Burger King Releases New Ad That Activates Google Home Devices

“Okay Google, what is the Whopper burger?”

Burger King

Well, we all knew this was coming. The question was who would do it first.

This week, the fast food chain launched a new 15-second TV commercial that attempts to wake up any Google Home devices that may be in the room and thus, continue the ad after it’s technically over.

Since smart home assistants like Google Home or Amazon Echo/Alexa are programmed to respond to specific voice commands, the Burger King ad uses the phrase “Okay Google, what is the Whopper burger?” to activate Google Home devices and get them to spit out information about the Whopper.

Here’s the ad. If you have a Google Home device in the room, let us know if it responds:

The ad is even more insidious than it first appears. You know how Google shows you ads based on what you search for? Well, now you’re on record as having searched for information about the Whopper, even though you probably didn’t. By activating your Google Home device, Burger King may be subtly influencing the number of Burger King ads you see in the future.

It’s a terrible idea—and I bet we’ll see it again soon.

UPDATE: Google Home devices no longer respond to the ad:

The ad, released Wednesday, features an actor dressed as a Burger King employee, who says, “Okay, Google: What is the Whopper burger?” The line is meant to trigger the device to reel off the definition of a Whopper using the first line of the burger’s Wikipedia page. (Yes, the Whopper has its own Wikipedia page.)
Roughly three hours after the ad launched, the ad stopped working. Google’s Home would only light up in response to the commercial’s prompt and stay mum (although it will give you the first line of the Wikipedia article if you explicitly request the definition of a “Whopper burger”).

Why did the ad stop working? It might have to do with Wikipedia being a free online encyclopedia that anyone can edit—and yes, the Wikipedia entry for the Whopper burger was almost immediately edited to include text that was not complimentary towards the the Burger King brand.
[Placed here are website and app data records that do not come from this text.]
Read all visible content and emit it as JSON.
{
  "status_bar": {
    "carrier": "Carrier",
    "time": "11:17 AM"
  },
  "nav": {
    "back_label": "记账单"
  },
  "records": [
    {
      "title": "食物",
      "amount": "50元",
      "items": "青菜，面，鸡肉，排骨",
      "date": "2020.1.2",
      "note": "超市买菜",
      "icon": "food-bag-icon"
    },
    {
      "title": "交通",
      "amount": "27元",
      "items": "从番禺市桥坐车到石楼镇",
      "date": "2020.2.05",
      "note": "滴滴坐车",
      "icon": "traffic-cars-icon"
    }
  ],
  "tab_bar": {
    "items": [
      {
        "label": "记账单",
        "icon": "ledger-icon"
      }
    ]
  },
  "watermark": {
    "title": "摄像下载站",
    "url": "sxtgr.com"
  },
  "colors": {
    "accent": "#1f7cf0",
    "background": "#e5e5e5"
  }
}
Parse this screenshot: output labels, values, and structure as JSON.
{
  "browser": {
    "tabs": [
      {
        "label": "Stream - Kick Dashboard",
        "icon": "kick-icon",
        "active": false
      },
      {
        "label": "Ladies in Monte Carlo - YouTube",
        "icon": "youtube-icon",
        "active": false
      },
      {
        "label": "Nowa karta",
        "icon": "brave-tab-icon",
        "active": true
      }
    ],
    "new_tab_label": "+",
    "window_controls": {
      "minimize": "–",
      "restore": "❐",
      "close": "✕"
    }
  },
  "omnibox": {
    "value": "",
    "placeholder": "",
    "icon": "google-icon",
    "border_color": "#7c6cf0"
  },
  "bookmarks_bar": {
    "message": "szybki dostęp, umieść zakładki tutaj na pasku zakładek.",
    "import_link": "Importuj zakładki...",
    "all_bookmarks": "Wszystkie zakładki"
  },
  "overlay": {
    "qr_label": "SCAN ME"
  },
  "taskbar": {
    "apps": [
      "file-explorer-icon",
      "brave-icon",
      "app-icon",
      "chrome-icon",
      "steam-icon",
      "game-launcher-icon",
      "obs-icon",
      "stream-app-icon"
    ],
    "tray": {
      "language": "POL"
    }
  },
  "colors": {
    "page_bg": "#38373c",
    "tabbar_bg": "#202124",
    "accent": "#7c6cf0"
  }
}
But I’m more interested in learning how everyone’s Google Home devices simultaneously learned that they were not to respond to that prompt. That’s almost as unnerving as the original Burger King commercial.